A safe and effective vaccine against yellow fever exists and some countries require vaccinations for travelers [3]. In rare cases (less than one in 200,000 to 300,000 doses), the vaccination can cause yellow fever vaccine-associated viscerotropic disease (YEL-AVD), which is fatal in 60% of cases, probably due to the genetic morphology of the immune system. Another possible side effect is an infection of the nervous system, which occurs in one in 200,000 to 300,000 cases, causing yellow fever vaccine-associated neurotropic disease (YEL-AND), which can lead to meningoencephalitis, fatal in less than 5% of cases [6]. In some rare circumstances, however, the fatality rate of vaccine induced diseases can reach alarming proportions, as observed recently by Mascheretti et al. [11], who found 1 death per million doses applied in a Southeastern Brazilian region.

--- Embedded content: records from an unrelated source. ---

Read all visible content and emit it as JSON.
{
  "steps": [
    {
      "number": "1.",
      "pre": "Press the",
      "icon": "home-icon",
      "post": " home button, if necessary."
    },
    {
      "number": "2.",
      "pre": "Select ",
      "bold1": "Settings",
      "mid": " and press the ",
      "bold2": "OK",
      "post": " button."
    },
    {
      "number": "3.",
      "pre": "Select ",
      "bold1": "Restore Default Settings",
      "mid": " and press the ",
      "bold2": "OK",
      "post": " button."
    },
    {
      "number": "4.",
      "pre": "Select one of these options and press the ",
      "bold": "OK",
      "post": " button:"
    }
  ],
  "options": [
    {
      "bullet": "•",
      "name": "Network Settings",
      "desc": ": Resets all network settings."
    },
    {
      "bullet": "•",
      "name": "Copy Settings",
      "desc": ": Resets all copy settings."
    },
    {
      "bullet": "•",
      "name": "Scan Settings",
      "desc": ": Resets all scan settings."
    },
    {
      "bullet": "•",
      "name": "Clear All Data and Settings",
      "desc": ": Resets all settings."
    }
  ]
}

In this paper, we propose an equilibrium analysis of a dynamical model of yellow fever transmission in the presence of a vaccine. Such a kind of analysis can be useful, both to the better understanding of the disease dynamics and also for the planning of vaccination strategies.

#### 2. Model Formulation

The mathematical model described below addresses the transmission dynamics of an infectious agent in a homogeneous population in the presence of an imperfect vaccine. We consider a nonlinear system of ordinary differential equations involving the human and the vector—mosquitoes and their eggs—populations. The term “eggs” also includes the intermediate stages, such as larvae and pupae. It is also worth highlighting that the model proposed here is based on previous papers [12, 13], and we updated the model originally developed by Amaku et al., 2013 [14, 15], for the purpose of investigating the impact of vaccination on population. By including vaccination, in particular vaccines which may have serious adverse effects, the model may help the designing of realistic (from the cost and logistic point of view) vaccination strategies.

All variables and parameters in the human system will carry the subscript, while those in the vector system will carry one of the subscripts(mosquitoes) or(eggs). In our model the total human population, denoted by, is split into four subclasses which are susceptible humans (), vaccinated humans (), infected humans (), and recovered (and immune) humans (), so that. The total vector population, which is formed by both total mosquitoes population, denoted by, and the total eggs population, denoted by, are split into susceptible mosquitoes (), infected and latent mosquitoes (), infected and infectious mosquitoes (), and noninfected eggs (), so thatand.

A flow diagram of the model is depicted in Figure 1, and the associated variables and parameters are described in Tables 1 and 2, respectively (values from references [16–22]).